Data for this exercise:
-.-.-

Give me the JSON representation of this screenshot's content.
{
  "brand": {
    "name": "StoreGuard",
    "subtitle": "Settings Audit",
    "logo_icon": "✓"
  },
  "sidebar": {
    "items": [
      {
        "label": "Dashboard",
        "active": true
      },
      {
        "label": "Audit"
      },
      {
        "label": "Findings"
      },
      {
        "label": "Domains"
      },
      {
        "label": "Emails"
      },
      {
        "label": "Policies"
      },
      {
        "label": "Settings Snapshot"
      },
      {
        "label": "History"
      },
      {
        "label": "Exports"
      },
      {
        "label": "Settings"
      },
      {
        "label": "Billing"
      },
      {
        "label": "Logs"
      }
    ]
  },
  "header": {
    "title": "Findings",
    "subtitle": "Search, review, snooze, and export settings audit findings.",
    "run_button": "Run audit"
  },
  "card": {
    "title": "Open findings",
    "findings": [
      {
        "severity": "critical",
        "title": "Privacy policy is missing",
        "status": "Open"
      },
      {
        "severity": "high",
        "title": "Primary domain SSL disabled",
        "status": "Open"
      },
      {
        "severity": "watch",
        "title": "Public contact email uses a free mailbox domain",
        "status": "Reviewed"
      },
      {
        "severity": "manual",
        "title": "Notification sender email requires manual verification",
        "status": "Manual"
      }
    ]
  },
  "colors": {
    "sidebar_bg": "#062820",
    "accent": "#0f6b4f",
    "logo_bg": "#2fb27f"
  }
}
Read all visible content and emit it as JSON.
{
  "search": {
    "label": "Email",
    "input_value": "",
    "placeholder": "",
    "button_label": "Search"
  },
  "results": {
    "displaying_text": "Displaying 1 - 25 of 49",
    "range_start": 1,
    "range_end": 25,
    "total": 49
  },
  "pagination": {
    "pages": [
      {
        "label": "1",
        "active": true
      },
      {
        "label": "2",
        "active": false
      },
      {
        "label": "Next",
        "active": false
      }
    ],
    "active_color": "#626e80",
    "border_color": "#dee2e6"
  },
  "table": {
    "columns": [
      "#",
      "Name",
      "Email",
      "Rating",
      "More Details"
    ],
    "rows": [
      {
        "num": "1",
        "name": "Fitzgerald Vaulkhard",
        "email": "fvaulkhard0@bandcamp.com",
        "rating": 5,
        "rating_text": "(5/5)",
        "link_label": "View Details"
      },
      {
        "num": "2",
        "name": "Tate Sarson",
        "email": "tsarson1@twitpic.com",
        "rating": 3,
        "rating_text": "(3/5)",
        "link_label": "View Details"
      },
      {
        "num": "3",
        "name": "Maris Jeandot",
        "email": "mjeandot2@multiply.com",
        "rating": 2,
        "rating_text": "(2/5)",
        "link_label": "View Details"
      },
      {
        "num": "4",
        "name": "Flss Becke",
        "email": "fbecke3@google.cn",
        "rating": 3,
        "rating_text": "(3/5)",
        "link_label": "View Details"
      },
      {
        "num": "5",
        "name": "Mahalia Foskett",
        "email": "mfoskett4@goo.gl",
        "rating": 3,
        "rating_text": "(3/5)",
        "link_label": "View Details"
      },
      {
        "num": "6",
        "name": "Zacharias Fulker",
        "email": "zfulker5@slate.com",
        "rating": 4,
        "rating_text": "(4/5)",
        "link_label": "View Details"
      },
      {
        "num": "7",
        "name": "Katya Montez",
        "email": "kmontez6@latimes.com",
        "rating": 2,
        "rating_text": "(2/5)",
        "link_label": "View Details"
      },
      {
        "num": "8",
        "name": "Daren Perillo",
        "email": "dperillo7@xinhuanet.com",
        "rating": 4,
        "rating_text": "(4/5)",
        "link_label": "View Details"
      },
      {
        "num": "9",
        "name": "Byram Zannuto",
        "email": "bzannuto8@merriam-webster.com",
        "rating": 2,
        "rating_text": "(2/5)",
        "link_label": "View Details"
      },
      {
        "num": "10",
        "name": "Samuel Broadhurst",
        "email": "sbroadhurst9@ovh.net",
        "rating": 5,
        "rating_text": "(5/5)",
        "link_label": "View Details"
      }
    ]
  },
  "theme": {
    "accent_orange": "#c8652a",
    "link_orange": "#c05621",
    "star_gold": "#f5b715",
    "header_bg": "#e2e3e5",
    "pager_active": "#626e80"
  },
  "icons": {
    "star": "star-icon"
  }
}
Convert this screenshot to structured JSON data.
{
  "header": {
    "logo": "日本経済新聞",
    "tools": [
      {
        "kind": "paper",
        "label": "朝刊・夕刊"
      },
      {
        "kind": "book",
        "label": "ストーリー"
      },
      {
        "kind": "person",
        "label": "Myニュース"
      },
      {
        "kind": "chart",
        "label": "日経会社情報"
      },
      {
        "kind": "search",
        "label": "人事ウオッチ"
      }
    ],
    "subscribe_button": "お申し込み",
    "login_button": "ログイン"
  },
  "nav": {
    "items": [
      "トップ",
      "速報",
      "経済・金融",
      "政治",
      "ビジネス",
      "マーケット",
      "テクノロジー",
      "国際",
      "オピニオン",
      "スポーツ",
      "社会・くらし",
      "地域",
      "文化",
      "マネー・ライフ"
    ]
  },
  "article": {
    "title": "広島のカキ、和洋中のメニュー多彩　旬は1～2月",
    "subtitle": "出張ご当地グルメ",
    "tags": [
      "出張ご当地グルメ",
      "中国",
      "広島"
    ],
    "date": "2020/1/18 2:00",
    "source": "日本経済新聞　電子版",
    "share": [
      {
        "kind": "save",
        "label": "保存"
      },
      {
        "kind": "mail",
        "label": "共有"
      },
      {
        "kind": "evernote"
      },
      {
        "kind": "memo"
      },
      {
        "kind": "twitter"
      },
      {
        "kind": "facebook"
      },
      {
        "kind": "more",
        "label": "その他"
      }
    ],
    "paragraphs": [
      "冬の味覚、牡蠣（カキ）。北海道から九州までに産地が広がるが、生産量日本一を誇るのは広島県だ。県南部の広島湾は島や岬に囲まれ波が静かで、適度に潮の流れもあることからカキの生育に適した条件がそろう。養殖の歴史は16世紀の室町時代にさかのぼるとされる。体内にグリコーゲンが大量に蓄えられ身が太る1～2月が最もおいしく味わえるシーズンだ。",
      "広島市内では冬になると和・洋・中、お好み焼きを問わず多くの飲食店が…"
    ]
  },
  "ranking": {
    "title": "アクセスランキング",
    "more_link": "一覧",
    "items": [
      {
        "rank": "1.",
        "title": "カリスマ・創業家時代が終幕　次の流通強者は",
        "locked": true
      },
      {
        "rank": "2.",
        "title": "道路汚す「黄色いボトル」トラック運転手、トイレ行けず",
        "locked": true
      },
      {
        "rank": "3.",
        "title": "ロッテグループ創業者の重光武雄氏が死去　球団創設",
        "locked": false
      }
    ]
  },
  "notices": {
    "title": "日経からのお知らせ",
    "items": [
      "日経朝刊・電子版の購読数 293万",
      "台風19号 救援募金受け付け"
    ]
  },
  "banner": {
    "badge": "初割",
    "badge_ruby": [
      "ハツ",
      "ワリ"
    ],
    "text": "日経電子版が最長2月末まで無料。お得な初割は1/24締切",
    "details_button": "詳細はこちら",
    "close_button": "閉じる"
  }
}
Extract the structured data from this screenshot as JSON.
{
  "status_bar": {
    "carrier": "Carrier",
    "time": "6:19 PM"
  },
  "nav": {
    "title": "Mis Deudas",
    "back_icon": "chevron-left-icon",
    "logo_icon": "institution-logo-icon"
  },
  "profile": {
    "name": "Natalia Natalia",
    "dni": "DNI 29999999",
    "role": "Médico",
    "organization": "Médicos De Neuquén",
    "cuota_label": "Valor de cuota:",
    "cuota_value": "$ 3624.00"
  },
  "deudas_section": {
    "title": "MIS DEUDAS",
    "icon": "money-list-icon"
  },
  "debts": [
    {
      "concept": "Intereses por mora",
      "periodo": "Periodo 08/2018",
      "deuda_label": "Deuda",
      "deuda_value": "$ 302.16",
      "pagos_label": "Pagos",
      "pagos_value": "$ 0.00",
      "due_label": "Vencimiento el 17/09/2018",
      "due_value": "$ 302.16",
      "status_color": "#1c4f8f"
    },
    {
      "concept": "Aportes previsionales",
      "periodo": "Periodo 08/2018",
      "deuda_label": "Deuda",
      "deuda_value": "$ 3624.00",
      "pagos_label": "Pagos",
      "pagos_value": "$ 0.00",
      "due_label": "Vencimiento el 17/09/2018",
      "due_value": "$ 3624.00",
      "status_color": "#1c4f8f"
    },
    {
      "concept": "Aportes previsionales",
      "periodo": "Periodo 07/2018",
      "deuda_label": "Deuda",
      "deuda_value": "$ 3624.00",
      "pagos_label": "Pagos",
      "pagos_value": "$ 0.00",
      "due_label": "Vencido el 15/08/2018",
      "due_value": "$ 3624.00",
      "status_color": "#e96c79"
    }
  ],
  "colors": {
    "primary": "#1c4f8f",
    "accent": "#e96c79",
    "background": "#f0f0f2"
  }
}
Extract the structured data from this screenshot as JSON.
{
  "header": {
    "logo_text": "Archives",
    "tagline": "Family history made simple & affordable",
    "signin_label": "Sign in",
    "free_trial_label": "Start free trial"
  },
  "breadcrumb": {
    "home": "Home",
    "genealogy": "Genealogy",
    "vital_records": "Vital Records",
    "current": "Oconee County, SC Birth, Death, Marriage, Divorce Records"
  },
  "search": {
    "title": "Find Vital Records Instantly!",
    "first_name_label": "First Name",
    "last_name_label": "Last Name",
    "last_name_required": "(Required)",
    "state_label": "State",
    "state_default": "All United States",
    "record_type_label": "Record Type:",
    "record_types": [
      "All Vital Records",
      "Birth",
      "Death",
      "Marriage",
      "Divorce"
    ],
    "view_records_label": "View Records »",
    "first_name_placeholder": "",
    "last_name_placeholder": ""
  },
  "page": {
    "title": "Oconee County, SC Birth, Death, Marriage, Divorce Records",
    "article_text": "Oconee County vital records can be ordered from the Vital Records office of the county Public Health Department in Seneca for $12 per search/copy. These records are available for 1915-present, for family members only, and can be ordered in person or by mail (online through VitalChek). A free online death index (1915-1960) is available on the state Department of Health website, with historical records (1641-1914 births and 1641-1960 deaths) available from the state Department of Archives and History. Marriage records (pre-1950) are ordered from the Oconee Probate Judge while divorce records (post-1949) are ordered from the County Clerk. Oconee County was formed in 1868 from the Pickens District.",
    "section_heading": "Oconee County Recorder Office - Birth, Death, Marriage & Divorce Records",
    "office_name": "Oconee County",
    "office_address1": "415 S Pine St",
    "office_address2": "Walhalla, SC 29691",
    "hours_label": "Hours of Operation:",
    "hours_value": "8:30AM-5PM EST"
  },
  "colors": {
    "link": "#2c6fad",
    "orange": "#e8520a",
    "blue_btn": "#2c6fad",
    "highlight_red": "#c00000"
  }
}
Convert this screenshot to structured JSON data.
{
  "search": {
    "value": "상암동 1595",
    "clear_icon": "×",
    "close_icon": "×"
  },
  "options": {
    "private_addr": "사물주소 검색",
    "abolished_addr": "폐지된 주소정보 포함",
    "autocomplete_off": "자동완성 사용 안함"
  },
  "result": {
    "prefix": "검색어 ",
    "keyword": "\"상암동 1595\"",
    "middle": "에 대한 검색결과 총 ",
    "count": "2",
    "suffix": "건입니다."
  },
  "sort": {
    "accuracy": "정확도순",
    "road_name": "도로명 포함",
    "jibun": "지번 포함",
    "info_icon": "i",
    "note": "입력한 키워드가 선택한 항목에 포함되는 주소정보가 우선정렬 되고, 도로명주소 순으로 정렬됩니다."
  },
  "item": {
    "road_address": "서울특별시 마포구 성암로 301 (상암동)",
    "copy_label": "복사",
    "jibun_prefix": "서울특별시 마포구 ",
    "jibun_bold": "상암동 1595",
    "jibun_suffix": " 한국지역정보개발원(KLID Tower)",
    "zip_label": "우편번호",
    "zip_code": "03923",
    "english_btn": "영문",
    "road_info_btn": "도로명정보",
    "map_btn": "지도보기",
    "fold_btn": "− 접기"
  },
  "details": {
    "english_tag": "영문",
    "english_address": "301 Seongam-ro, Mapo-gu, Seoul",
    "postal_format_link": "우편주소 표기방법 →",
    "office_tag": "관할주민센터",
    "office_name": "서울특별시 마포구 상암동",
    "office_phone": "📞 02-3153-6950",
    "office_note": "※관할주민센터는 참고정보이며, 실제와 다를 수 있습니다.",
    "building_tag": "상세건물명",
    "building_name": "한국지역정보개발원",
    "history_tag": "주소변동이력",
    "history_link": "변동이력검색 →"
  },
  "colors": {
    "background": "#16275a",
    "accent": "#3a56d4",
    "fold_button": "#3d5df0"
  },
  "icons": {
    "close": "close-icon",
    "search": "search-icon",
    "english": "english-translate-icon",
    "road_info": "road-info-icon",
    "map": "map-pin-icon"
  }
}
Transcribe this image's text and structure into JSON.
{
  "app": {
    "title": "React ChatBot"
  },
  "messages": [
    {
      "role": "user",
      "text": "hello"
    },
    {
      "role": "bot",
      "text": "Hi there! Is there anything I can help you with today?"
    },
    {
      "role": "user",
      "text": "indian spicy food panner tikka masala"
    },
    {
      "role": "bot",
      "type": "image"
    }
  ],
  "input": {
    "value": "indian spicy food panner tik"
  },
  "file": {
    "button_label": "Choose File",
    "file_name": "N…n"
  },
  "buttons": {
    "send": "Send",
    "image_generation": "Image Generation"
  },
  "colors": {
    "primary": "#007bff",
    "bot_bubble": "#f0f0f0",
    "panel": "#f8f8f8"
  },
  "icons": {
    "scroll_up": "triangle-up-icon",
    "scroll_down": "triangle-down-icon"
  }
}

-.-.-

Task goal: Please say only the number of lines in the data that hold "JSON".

Result below: 7